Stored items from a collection
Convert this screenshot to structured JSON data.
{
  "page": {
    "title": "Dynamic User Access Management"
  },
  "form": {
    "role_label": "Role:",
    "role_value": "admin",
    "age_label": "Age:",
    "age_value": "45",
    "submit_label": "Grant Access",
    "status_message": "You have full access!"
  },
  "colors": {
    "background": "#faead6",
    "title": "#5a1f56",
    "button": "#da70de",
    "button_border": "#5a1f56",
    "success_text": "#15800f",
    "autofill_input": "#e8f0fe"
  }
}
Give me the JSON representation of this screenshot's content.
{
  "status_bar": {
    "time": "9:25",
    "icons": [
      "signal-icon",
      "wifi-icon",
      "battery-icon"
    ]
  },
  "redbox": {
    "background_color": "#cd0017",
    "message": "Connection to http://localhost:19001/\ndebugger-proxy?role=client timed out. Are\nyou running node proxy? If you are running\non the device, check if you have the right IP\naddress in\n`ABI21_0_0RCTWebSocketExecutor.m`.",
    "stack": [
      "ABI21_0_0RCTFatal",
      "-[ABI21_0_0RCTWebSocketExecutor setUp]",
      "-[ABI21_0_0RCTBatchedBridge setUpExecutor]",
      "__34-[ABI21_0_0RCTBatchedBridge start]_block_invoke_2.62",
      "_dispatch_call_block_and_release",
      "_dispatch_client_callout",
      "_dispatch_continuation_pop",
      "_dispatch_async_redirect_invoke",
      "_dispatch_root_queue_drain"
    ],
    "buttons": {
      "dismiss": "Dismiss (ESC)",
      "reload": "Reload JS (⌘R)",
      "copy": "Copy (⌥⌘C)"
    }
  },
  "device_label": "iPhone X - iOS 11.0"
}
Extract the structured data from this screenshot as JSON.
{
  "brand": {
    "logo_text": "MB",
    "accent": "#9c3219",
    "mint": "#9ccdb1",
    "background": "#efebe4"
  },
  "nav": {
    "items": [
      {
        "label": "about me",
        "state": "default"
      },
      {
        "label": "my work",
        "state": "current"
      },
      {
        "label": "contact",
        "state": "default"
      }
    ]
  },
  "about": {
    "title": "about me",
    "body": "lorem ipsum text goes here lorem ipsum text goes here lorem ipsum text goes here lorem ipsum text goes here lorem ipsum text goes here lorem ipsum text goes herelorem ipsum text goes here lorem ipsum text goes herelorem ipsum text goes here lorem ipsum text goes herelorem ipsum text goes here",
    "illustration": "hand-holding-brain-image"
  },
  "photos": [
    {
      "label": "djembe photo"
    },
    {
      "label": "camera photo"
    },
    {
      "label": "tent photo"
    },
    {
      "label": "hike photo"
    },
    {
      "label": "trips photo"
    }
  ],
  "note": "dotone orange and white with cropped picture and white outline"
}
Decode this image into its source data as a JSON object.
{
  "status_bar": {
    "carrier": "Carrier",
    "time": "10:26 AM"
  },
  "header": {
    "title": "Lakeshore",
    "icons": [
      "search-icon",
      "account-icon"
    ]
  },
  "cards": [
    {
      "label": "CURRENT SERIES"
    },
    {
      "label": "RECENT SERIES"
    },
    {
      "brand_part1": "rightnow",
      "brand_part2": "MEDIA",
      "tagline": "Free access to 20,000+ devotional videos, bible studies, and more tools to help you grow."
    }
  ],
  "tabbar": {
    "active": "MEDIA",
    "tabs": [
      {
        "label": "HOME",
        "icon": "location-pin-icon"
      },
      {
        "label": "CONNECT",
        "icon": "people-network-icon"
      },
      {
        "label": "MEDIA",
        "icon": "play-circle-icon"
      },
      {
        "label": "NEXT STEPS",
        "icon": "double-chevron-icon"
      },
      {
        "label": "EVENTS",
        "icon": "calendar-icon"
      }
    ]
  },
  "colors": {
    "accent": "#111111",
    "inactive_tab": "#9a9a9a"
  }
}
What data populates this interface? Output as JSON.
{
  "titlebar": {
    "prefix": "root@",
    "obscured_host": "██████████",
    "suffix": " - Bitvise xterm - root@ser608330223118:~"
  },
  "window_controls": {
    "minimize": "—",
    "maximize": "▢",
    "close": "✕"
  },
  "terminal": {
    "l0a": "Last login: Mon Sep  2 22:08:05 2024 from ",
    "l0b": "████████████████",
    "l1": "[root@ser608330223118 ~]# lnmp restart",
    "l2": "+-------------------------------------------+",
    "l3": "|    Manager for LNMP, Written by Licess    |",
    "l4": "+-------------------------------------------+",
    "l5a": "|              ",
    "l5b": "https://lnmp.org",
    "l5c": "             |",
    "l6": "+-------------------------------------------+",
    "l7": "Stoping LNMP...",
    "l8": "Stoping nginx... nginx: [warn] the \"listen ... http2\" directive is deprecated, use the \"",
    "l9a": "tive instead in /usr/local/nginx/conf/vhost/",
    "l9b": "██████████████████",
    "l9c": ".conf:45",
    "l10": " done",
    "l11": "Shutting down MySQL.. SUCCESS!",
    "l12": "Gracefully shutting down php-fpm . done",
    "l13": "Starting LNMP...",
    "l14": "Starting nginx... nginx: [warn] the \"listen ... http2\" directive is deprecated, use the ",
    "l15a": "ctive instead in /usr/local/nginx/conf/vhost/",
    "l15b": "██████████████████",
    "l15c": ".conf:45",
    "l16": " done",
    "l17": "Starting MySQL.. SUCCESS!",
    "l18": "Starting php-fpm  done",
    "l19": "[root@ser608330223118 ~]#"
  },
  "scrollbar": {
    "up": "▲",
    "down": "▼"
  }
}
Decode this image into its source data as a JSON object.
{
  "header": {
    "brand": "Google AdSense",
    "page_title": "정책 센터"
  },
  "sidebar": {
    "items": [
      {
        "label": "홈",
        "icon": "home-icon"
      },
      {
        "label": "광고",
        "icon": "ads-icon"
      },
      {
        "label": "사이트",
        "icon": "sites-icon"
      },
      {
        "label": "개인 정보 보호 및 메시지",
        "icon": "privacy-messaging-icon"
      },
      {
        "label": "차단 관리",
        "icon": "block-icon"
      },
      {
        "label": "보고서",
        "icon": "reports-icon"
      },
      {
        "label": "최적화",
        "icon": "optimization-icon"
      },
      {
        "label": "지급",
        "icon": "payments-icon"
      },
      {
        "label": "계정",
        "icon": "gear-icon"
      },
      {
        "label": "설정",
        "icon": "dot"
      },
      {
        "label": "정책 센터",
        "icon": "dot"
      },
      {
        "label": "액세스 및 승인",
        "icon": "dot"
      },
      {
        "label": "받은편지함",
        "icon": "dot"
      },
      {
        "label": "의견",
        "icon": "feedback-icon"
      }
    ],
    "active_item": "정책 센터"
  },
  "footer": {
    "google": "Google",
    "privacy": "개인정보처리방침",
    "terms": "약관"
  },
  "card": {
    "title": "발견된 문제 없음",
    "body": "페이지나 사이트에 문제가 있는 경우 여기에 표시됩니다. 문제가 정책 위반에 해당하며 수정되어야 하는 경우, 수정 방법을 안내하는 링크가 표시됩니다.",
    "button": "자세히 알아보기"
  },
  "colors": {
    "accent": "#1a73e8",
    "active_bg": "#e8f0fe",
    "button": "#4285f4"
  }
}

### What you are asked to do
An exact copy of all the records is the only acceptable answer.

### Your solution
Convert this screenshot to structured JSON data.
{
  "page": {
    "title": "Dynamic User Access Management"
  },
  "form": {
    "role_label": "Role:",
    "role_value": "admin",
    "age_label": "Age:",
    "age_value": "45",
    "submit_label": "Grant Access",
    "status_message": "You have full access!"
  },
  "colors": {
    "background": "#faead6",
    "title": "#5a1f56",
    "button": "#da70de",
    "button_border": "#5a1f56",
    "success_text": "#15800f",
    "autofill_input": "#e8f0fe"
  }
}
Give me the JSON representation of this screenshot's content.
{
  "status_bar": {
    "time": "9:25",
    "icons": [
      "signal-icon",
      "wifi-icon",
      "battery-icon"
    ]
  },
  "redbox": {
    "background_color": "#cd0017",
    "message": "Connection to http://localhost:19001/\ndebugger-proxy?role=client timed out. Are\nyou running node proxy? If you are running\non the device, check if you have the right IP\naddress in\n`ABI21_0_0RCTWebSocketExecutor.m`.",
    "stack": [
      "ABI21_0_0RCTFatal",
      "-[ABI21_0_0RCTWebSocketExecutor setUp]",
      "-[ABI21_0_0RCTBatchedBridge setUpExecutor]",
      "__34-[ABI21_0_0RCTBatchedBridge start]_block_invoke_2.62",
      "_dispatch_call_block_and_release",
      "_dispatch_client_callout",
      "_dispatch_continuation_pop",
      "_dispatch_async_redirect_invoke",
      "_dispatch_root_queue_drain"
    ],
    "buttons": {
      "dismiss": "Dismiss (ESC)",
      "reload": "Reload JS (⌘R)",
      "copy": "Copy (⌥⌘C)"
    }
  },
  "device_label": "iPhone X - iOS 11.0"
}
Extract the structured data from this screenshot as JSON.
{
  "brand": {
    "logo_text": "MB",
    "accent": "#9c3219",
    "mint": "#9ccdb1",
    "background": "#efebe4"
  },
  "nav": {
    "items": [
      {
        "label": "about me",
        "state": "default"
      },
      {
        "label": "my work",
        "state": "current"
      },
      {
        "label": "contact",
        "state": "default"
      }
    ]
  },
  "about": {
    "title": "about me",
    "body": "lorem ipsum text goes here lorem ipsum text goes here lorem ipsum text goes here lorem ipsum text goes here lorem ipsum text goes here lorem ipsum text goes herelorem ipsum text goes here lorem ipsum text goes herelorem ipsum text goes here lorem ipsum text goes herelorem ipsum text goes here",
    "illustration": "hand-holding-brain-image"
  },
  "photos": [
    {
      "label": "djembe photo"
    },
    {
      "label": "camera photo"
    },
    {
      "label": "tent photo"
    },
    {
      "label": "hike photo"
    },
    {
      "label": "trips photo"
    }
  ],
  "note": "dotone orange and white with cropped picture and white outline"
}
Decode this image into its source data as a JSON object.
{
  "status_bar": {
    "carrier": "Carrier",
    "time": "10:26 AM"
  },
  "header": {
    "title": "Lakeshore",
    "icons": [
      "search-icon",
      "account-icon"
    ]
  },
  "cards": [
    {
      "label": "CURRENT SERIES"
    },
    {
      "label": "RECENT SERIES"
    },
    {
      "brand_part1": "rightnow",
      "brand_part2": "MEDIA",
      "tagline": "Free access to 20,000+ devotional videos, bible studies, and more tools to help you grow."
    }
  ],
  "tabbar": {
    "active": "MEDIA",
    "tabs": [
      {
        "label": "HOME",
        "icon": "location-pin-icon"
      },
      {
        "label": "CONNECT",
        "icon": "people-network-icon"
      },
      {
        "label": "MEDIA",
        "icon": "play-circle-icon"
      },
      {
        "label": "NEXT STEPS",
        "icon": "double-chevron-icon"
      },
      {
        "label": "EVENTS",
        "icon": "calendar-icon"
      }
    ]
  },
  "colors": {
    "accent": "#111111",
    "inactive_tab": "#9a9a9a"
  }
}
What data populates this interface? Output as JSON.
{
  "titlebar": {
    "prefix": "root@",
    "obscured_host": "██████████",
    "suffix": " - Bitvise xterm - root@ser608330223118:~"
  },
  "window_controls": {
    "minimize": "—",
    "maximize": "▢",
    "close": "✕"
  },
  "terminal": {
    "l0a": "Last login: Mon Sep  2 22:08:05 2024 from ",
    "l0b": "████████████████",
    "l1": "[root@ser608330223118 ~]# lnmp restart",
    "l2": "+-------------------------------------------+",
    "l3": "|    Manager for LNMP, Written by Licess    |",
    "l4": "+-------------------------------------------+",
    "l5a": "|              ",
    "l5b": "https://lnmp.org",
    "l5c": "             |",
    "l6": "+-------------------------------------------+",
    "l7": "Stoping LNMP...",
    "l8": "Stoping nginx... nginx: [warn] the \"listen ... http2\" directive is deprecated, use the \"",
    "l9a": "tive instead in /usr/local/nginx/conf/vhost/",
    "l9b": "██████████████████",
    "l9c": ".conf:45",
    "l10": " done",
    "l11": "Shutting down MySQL.. SUCCESS!",
    "l12": "Gracefully shutting down php-fpm . done",
    "l13": "Starting LNMP...",
    "l14": "Starting nginx... nginx: [warn] the \"listen ... http2\" directive is deprecated, use the ",
    "l15a": "ctive instead in /usr/local/nginx/conf/vhost/",
    "l15b": "██████████████████",
    "l15c": ".conf:45",
    "l16": " done",
    "l17": "Starting MySQL.. SUCCESS!",
    "l18": "Starting php-fpm  done",
    "l19": "[root@ser608330223118 ~]#"
  },
  "scrollbar": {
    "up": "▲",
    "down": "▼"
  }
}
Decode this image into its source data as a JSON object.
{
  "header": {
    "brand": "Google AdSense",
    "page_title": "정책 센터"
  },
  "sidebar": {
    "items": [
      {
        "label": "홈",
        "icon": "home-icon"
      },
      {
        "label": "광고",
        "icon": "ads-icon"
      },
      {
        "label": "사이트",
        "icon": "sites-icon"
      },
      {
        "label": "개인 정보 보호 및 메시지",
        "icon": "privacy-messaging-icon"
      },
      {
        "label": "차단 관리",
        "icon": "block-icon"
      },
      {
        "label": "보고서",
        "icon": "reports-icon"
      },
      {
        "label": "최적화",
        "icon": "optimization-icon"
      },
      {
        "label": "지급",
        "icon": "payments-icon"
      },
      {
        "label": "계정",
        "icon": "gear-icon"
      },
      {
        "label": "설정",
        "icon": "dot"
      },
      {
        "label": "정책 센터",
        "icon": "dot"
      },
      {
        "label": "액세스 및 승인",
        "icon": "dot"
      },
      {
        "label": "받은편지함",
        "icon": "dot"
      },
      {
        "label": "의견",
        "icon": "feedback-icon"
      }
    ],
    "active_item": "정책 센터"
  },
  "footer": {
    "google": "Google",
    "privacy": "개인정보처리방침",
    "terms": "약관"
  },
  "card": {
    "title": "발견된 문제 없음",
    "body": "페이지나 사이트에 문제가 있는 경우 여기에 표시됩니다. 문제가 정책 위반에 해당하며 수정되어야 하는 경우, 수정 방법을 안내하는 링크가 표시됩니다.",
    "button": "자세히 알아보기"
  },
  "colors": {
    "accent": "#1a73e8",
    "active_bg": "#e8f0fe",
    "button": "#4285f4"
  }
}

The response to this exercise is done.